She has also tried to bring utilities on board with the plan in the hope of swaying hesitant lawmakers. Her plan has evolved in recent months to look more like a clean electricity payment program, which would offer federal funds to utilities to help build out clean energy more rapidly.
Smith is a “very practical senator” who has worked on building relationships in the Senate, said Leah Stokes, a professor at the University of California, Santa Barbara, who has helped craft the CEPP.
“She’s been pointing out this is about American competitiveness; this is about keeping electricity bills low; this is about green jobs in the United States. That’s the reality of the plan her team has been developing,” Stokes said. “Those are values senators share: job creation, making sure electricity bills are low, making sure the United States is competitive. Those ideas will resonate across the aisle.”

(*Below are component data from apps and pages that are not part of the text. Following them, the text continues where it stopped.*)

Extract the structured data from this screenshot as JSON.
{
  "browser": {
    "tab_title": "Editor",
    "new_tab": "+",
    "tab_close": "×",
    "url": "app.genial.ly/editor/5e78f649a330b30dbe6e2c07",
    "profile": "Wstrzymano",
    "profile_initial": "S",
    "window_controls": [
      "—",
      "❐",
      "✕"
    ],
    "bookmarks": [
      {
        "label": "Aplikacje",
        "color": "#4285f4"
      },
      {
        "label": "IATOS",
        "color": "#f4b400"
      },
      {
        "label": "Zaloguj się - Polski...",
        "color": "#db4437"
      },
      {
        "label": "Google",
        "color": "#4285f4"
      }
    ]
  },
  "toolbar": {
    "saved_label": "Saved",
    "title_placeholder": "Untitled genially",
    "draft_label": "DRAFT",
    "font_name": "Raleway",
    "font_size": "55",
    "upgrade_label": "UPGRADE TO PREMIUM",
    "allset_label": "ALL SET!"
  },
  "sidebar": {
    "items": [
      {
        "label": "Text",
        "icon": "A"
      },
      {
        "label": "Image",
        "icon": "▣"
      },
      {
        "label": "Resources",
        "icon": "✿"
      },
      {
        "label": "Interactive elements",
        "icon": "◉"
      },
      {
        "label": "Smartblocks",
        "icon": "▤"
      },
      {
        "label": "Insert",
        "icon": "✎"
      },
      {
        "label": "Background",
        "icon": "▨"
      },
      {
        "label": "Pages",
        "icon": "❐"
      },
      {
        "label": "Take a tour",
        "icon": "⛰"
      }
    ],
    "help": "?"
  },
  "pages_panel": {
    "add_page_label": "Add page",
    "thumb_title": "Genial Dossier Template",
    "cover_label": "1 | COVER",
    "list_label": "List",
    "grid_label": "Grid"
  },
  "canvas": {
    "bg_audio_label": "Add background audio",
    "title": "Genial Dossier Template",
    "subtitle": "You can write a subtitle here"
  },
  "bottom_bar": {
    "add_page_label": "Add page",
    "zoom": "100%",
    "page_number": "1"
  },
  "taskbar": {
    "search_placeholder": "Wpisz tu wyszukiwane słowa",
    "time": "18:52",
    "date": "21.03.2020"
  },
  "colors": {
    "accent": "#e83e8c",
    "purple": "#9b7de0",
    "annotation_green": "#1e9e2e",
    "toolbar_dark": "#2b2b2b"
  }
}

3. Ron Wyden
Sen. Ron Wyden, the chair of the Senate Finance Committee, will play an outsize role in trying to pass the budget bill.
The Oregon Democrat’s committee has jurisdiction over clean energy tax credits. He has already advanced legislation called the “Clean Energy for America Act,” which seeks to cut emissions through technology-neutral incentives. He’s also in charge of writing the carbon border adjustment fee.
Perhaps most importantly, his panel is responsible for raising the money to pay for the Democratic budget package.
“He’s clearly personally and professionally invested in making sure the tax incentives work,” said Matthew Davis, senior director of government affairs at the League of Conservation Voters.
Wyden’s influence also extends to two other panels he sits on. One is the Energy and Natural Resources Committee, which has been tasked with clean electricity policy and conservation funding. The other is the Budget Committee, which is at the center of the budget reconciliation process.
“As the Senate moves to reconciliation I will continue fighting for a comprehensive plan to tackle the climate crisis and to secure much-needed investment in American families,” Wyden tweeted after the upper chamber passed the bipartisan infrastructure bill earlier this month.
4. Jon Tester
Democratic Sen. Jon Tester, a Montana moderate, played a key role in negotiating the bipartisan infrastructure deal. Now he’s poised to play a similar role to bridge the divide between Democratic centrists and climate hawks.
Tester has supported the Keystone XL pipeline, which he saw as an economic boon for Montana. But he’s also an outspoken booster of clean energy. And as a farmer, he has raised alarms about the climate impacts he sees on his crops.
“He’s an honest broker, and he really gets this in a big way,” said Davis of LCV, adding that Tester can frame climate policy in a way that doesn’t antagonize centrists or conservatives.
Coming from a state that voted for former President Trump in 2020 by about 16 percentage points, Tester’s climate posture could be influential among other vulnerable lawmakers eyeing their own reelections.
Earlier this summer, Tester said he would be open to a clean electricity policy like the one proposed by Smith, the Minnesota senator.
“I do come from a state that has a lot of coal, natural gas, a lot of oil. And I also come from a state right now that is under severe drought. And so I think we need to make common-sense steps forward to deal with climate,” Tester said in a June appearance on the CBS program “Face the Nation.”
And if he doesn’t like the details, he added, “then we’ll try to massage it through the process that we go through with reconciliation, to amend and make it so that the whole country can live with them and actually expand our economy with it.”